My $0.02: Get her buy-in if you can. Make sure you can explain it to her (if you can’t, maybe you don’t fully understand the deal either!). Show her the numbers – all the costs and what you will reap ‘long term’


My wife went back to work as well after having the babies. Keep your head up and look for the right course for you to involve yourself in. Because now a few years later my wife has not had a JOB in four years and we do this full time as a team. And I can say we are not only doing it but doing it very well.

I completely understand where you are coming from. We have a baby on the way too and Jeni will be taking a year off. Drop me a line when you have a chance and I can give you a little more scoop on our personal life and what we are doing. My bestfriend is in Mass and I know you don’t have an easy market to get you feet wet in. I think you can get my email through my profile.

Successful Investing,
Mark Saenz

By the way…NEVER, NEVER, NEVER quit!

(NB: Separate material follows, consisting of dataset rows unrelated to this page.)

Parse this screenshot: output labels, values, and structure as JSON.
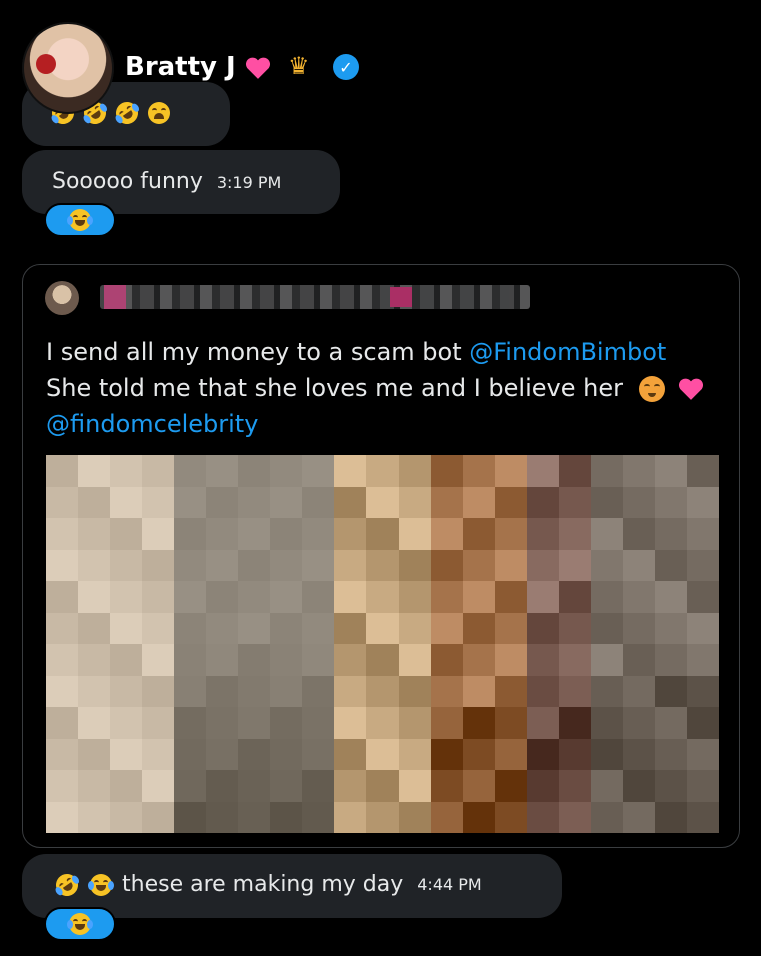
{
  "header": {
    "name": "Bratty J",
    "avatar_icon": "profile-avatar",
    "badges": [
      "pink-heart-icon",
      "crown-icon",
      "verified-badge-icon"
    ]
  },
  "messages": [
    {
      "id": "m1",
      "text": "",
      "emojis": [
        "rofl-icon",
        "rofl-icon",
        "rofl-icon",
        "weary-face-icon"
      ]
    },
    {
      "id": "m2",
      "text": "Sooooo funny",
      "time": "3:19 PM",
      "reaction": "tears-of-joy-icon"
    },
    {
      "id": "m3",
      "text": "these are making my day",
      "time": "4:44 PM",
      "leading_emojis": [
        "rofl-icon",
        "tears-of-joy-icon"
      ],
      "reaction": "tears-of-joy-icon"
    }
  ],
  "quote_tweet": {
    "line1": "I send all my money to a scam bot ",
    "mention1": "@FindomBimbot",
    "line2": "She told me that she loves me and I believe her",
    "line2_emojis": [
      "pleading-face-icon",
      "pink-heart-icon"
    ],
    "mention2": "@findomcelebrity",
    "image_icon": "pixelated-image"
  },
  "colors": {
    "accent": "#1d9bf0",
    "bubble": "#202327",
    "background": "#000000"
  }
}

Your thoughts are correct you just need to part a few clouds!

Howdy Mass:

It is not at all like the info commercials. Like you said it does take hard work. When I first started in Houston in the mid 70’s I was trying to Broker large apartment properties. I was telling my bride about every possible deal. The $ 90,000 commission was only a few months away and we were going to be rich. After about a few dozen of these deals falling apart she was tired of hearing about my pipe dreams . Some how we bought a little fixer upper in Bellaire for 50 g’s. Hind site is 20/20 but if I had just kept that little house and bought a few more in the area I would be a millionaire today. They are worth over $250,000 just for the lot.

Investing can be fun too. Now my wife enjoys picking the carpet colors and paints etc. She is not as involved as I would like but she helps some.

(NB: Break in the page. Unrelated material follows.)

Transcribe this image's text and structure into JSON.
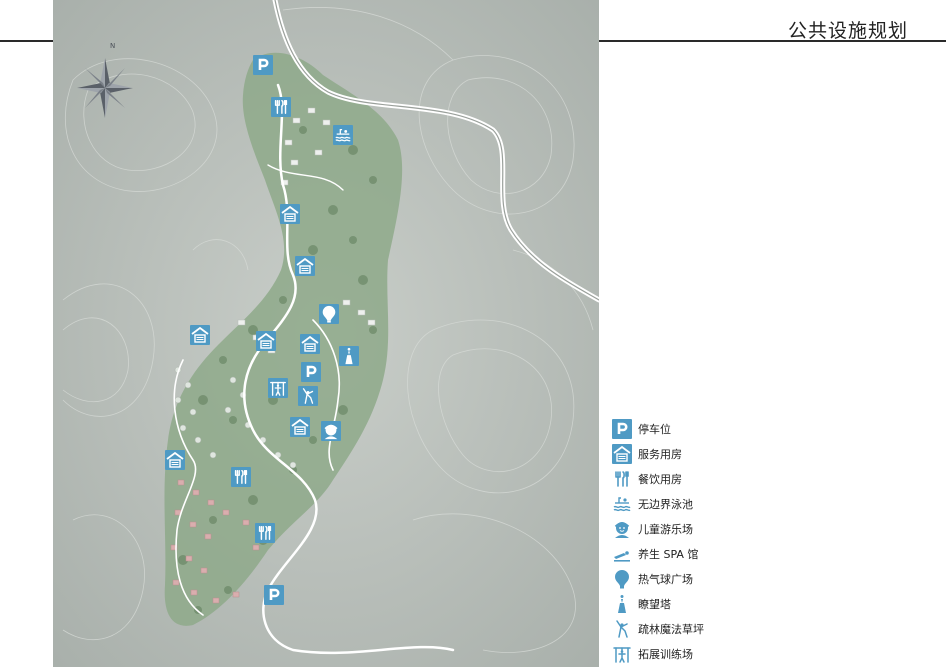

There has to be harmony. Convincing her to be on your side is important but so is eating and retirement. You can work on both short term goals and long term goals in REI. I trying to buy small duplexes to keep as rentals that the payment will be covered by the rent from one side in low income areas. This will help with retirement. At the same time i am rehabbing two for resale and a 31 unit apt house that I may sell or refinance and keep.

Get her support It is critical to your success. My wife does not share my passion. Here I am at 5am talking to a stranger. I share your feelings and hope you can get started investing in some way and let it grow


Negative people are simply dealing with their own fear of being inadequate.

I stand strong and simply respond to negative people’s self limiting beliefs when the say “You can’t do that”, “It’s a scam”, “You have no money”, “You can’t do that it’s already been done”.

I say “says who? I am the one who determines my own value.” When they think, “you are going to make a fool of yourself”, I respond " At least I have the guts to try.

Stand up for who you are and what you believe you can do and soon others will believe in you too.

You have to ask yourself are you willing to do what it takes to set your mind for success? Will you do the work to be successful?

You need to break out of the bounds of limits of others and yourself and become who you want to be!

Successful people do not give attention to negative people! Successful people do things that others claim can not be done! Successful people think out of the BOX!

The Have’s

The Have-Not’s
Fear of the Unknown
Lack of Education
Poor Self Control
Fear of Success
World of Scarcity
Low Self-Esteem

Never share your goals with anyone unless you know they not only believe you can achieve these goals, but they also want you to reach them.

You can make an unlimited amount of money with REI, Positive cash flow every month, every week , every day! My goal is to retire and spend the rest of my life with family and my son , wich im sure you have the same goal. Not to go to work all day everyday. I wish you the best of luck! The sky is the limit!